Output the records below in full, word for word; pictures do not belong in it.
:::
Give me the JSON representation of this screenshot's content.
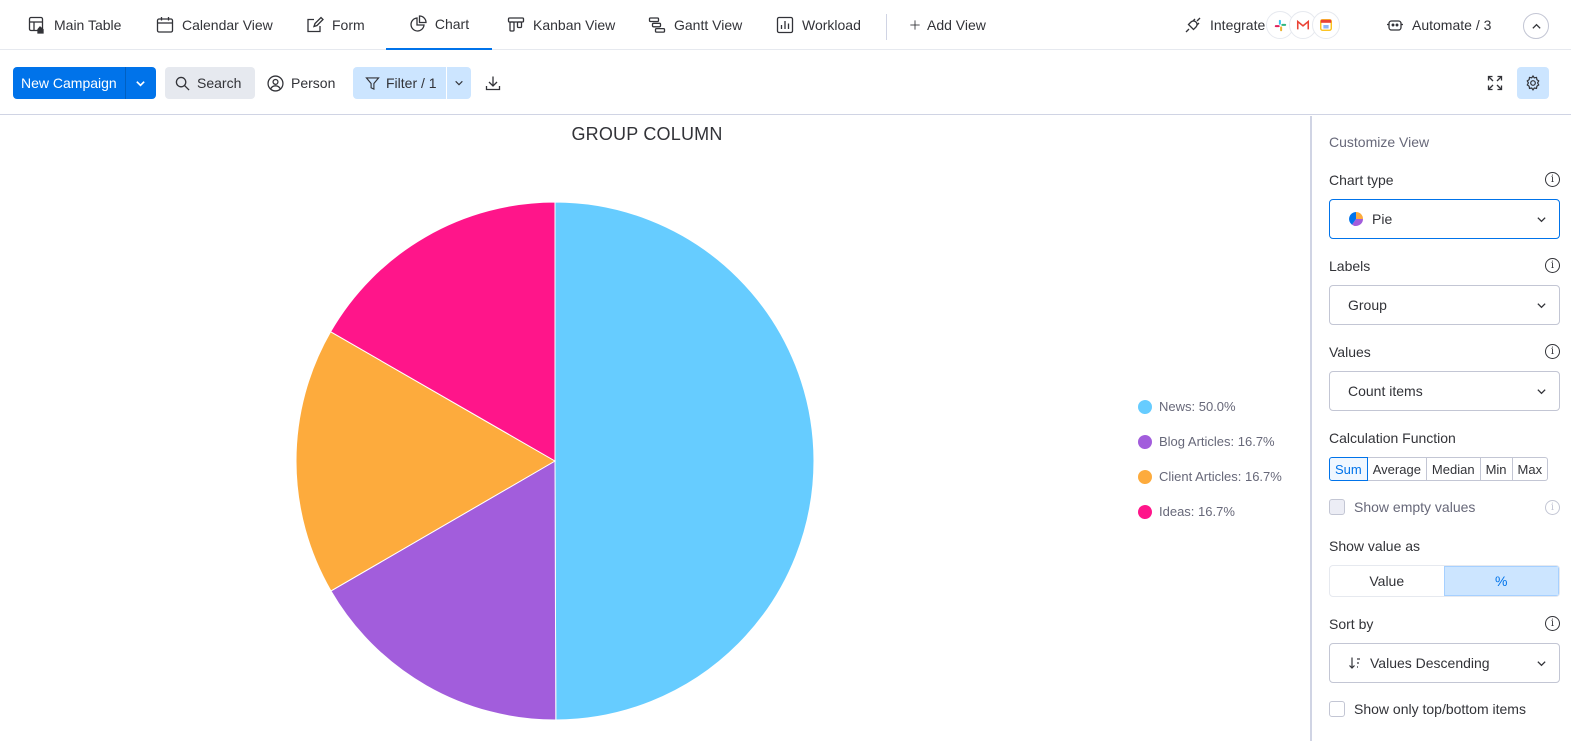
{
  "tabs": [
    {
      "label": "Main Table",
      "icon": "table-icon"
    },
    {
      "label": "Calendar View",
      "icon": "calendar-icon"
    },
    {
      "label": "Form",
      "icon": "form-icon"
    },
    {
      "label": "Chart",
      "icon": "pie-chart-icon",
      "active": true
    },
    {
      "label": "Kanban View",
      "icon": "kanban-icon"
    },
    {
      "label": "Gantt View",
      "icon": "gantt-icon"
    },
    {
      "label": "Workload",
      "icon": "workload-icon"
    },
    {
      "label": "Add View",
      "icon": "plus-icon"
    }
  ],
  "header_right": {
    "integrate_label": "Integrate",
    "automate_label": "Automate / 3"
  },
  "toolbar": {
    "new_label": "New Campaign",
    "search_label": "Search",
    "person_label": "Person",
    "filter_label": "Filter / 1"
  },
  "chart_data": {
    "type": "pie",
    "title": "GROUP COLUMN",
    "categories": [
      "News",
      "Blog Articles",
      "Client Articles",
      "Ideas"
    ],
    "values": [
      50.0,
      16.7,
      16.7,
      16.7
    ],
    "legend_labels": [
      "News: 50.0%",
      "Blog Articles: 16.7%",
      "Client Articles: 16.7%",
      "Ideas: 16.7%"
    ],
    "colors": [
      "#66ccff",
      "#a25ddc",
      "#fdab3d",
      "#ff158a"
    ],
    "legend_position": "right"
  },
  "panel": {
    "title": "Customize View",
    "chart_type_label": "Chart type",
    "chart_type_value": "Pie",
    "labels_label": "Labels",
    "labels_value": "Group",
    "values_label": "Values",
    "values_value": "Count items",
    "calc_label": "Calculation Function",
    "calc_options": [
      "Sum",
      "Average",
      "Median",
      "Min",
      "Max"
    ],
    "calc_selected": "Sum",
    "show_empty_label": "Show empty values",
    "show_value_as_label": "Show value as",
    "value_option": "Value",
    "percent_option": "%",
    "sort_label": "Sort by",
    "sort_value": "Values Descending",
    "top_bottom_label": "Show only top/bottom items",
    "info_glyph": "i"
  },
  "accent_color": "#0073ea"
}
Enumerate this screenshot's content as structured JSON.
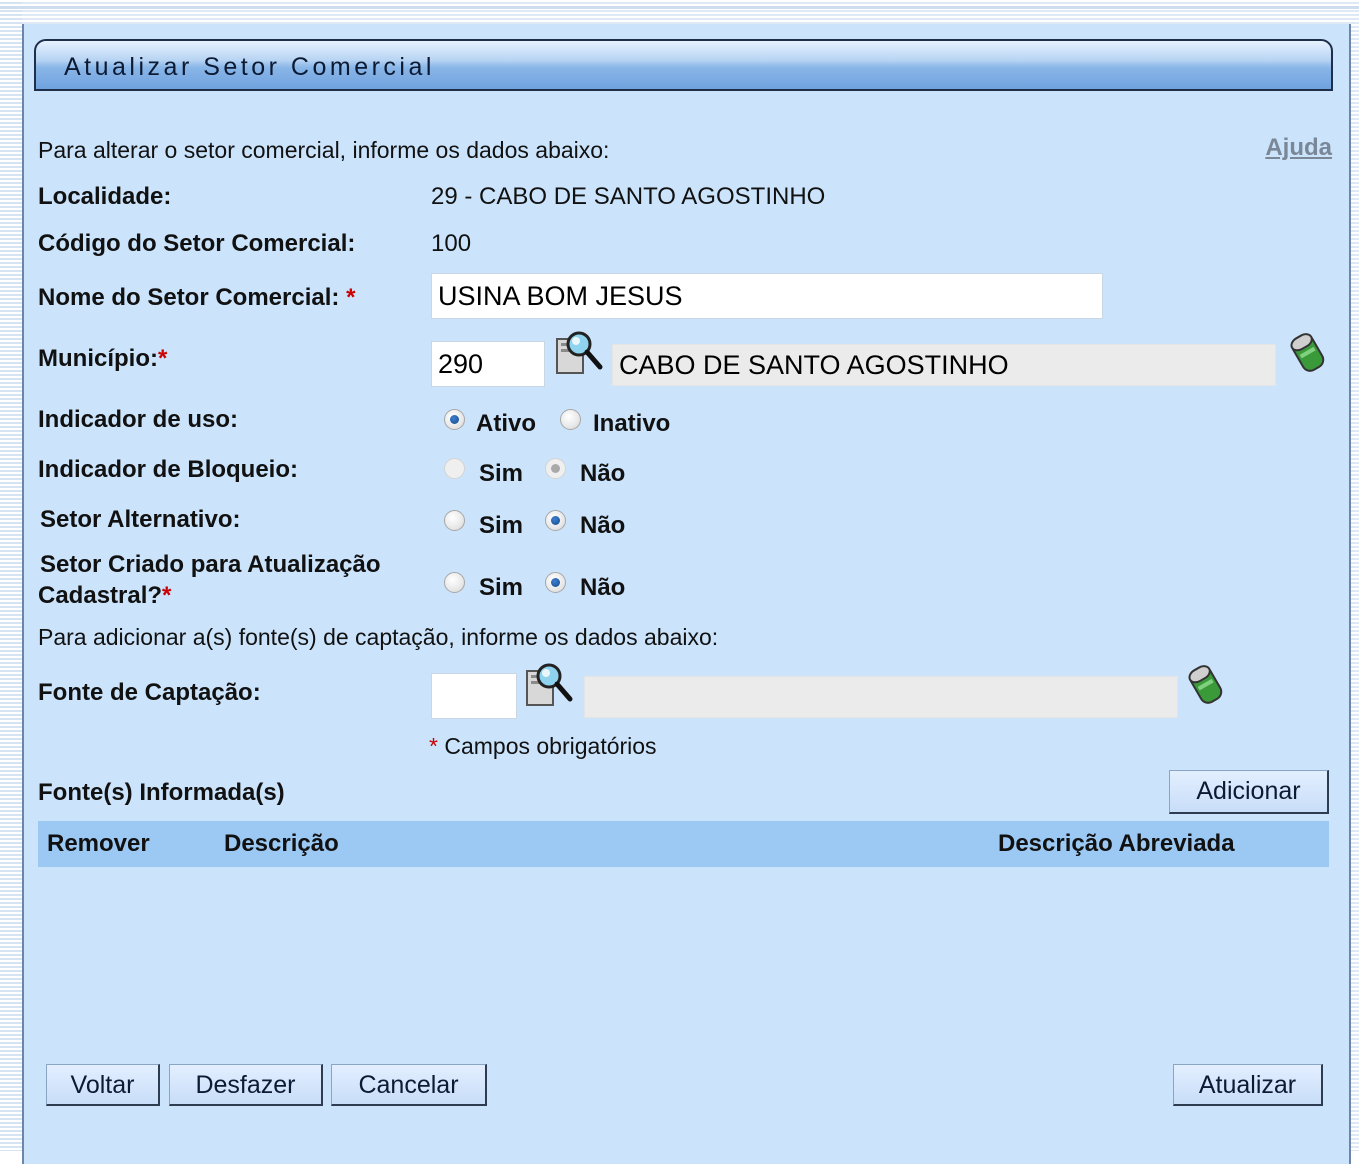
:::
▶ Result for this task
Give me the JSON representation of this screenshot's content.
{
  "tabs": [
    {
      "label": "Main Table",
      "icon": "table-icon"
    },
    {
      "label": "Calendar View",
      "icon": "calendar-icon"
    },
    {
      "label": "Form",
      "icon": "form-icon"
    },
    {
      "label": "Chart",
      "icon": "pie-chart-icon",
      "active": true
    },
    {
      "label": "Kanban View",
      "icon": "kanban-icon"
    },
    {
      "label": "Gantt View",
      "icon": "gantt-icon"
    },
    {
      "label": "Workload",
      "icon": "workload-icon"
    },
    {
      "label": "Add View",
      "icon": "plus-icon"
    }
  ],
  "header_right": {
    "integrate_label": "Integrate",
    "automate_label": "Automate / 3"
  },
  "toolbar": {
    "new_label": "New Campaign",
    "search_label": "Search",
    "person_label": "Person",
    "filter_label": "Filter / 1"
  },
  "chart_data": {
    "type": "pie",
    "title": "GROUP COLUMN",
    "categories": [
      "News",
      "Blog Articles",
      "Client Articles",
      "Ideas"
    ],
    "values": [
      50.0,
      16.7,
      16.7,
      16.7
    ],
    "legend_labels": [
      "News: 50.0%",
      "Blog Articles: 16.7%",
      "Client Articles: 16.7%",
      "Ideas: 16.7%"
    ],
    "colors": [
      "#66ccff",
      "#a25ddc",
      "#fdab3d",
      "#ff158a"
    ],
    "legend_position": "right"
  },
  "panel": {
    "title": "Customize View",
    "chart_type_label": "Chart type",
    "chart_type_value": "Pie",
    "labels_label": "Labels",
    "labels_value": "Group",
    "values_label": "Values",
    "values_value": "Count items",
    "calc_label": "Calculation Function",
    "calc_options": [
      "Sum",
      "Average",
      "Median",
      "Min",
      "Max"
    ],
    "calc_selected": "Sum",
    "show_empty_label": "Show empty values",
    "show_value_as_label": "Show value as",
    "value_option": "Value",
    "percent_option": "%",
    "sort_label": "Sort by",
    "sort_value": "Values Descending",
    "top_bottom_label": "Show only top/bottom items",
    "info_glyph": "i"
  },
  "accent_color": "#0073ea"
}
Enumerate this screenshot's content as structured JSON.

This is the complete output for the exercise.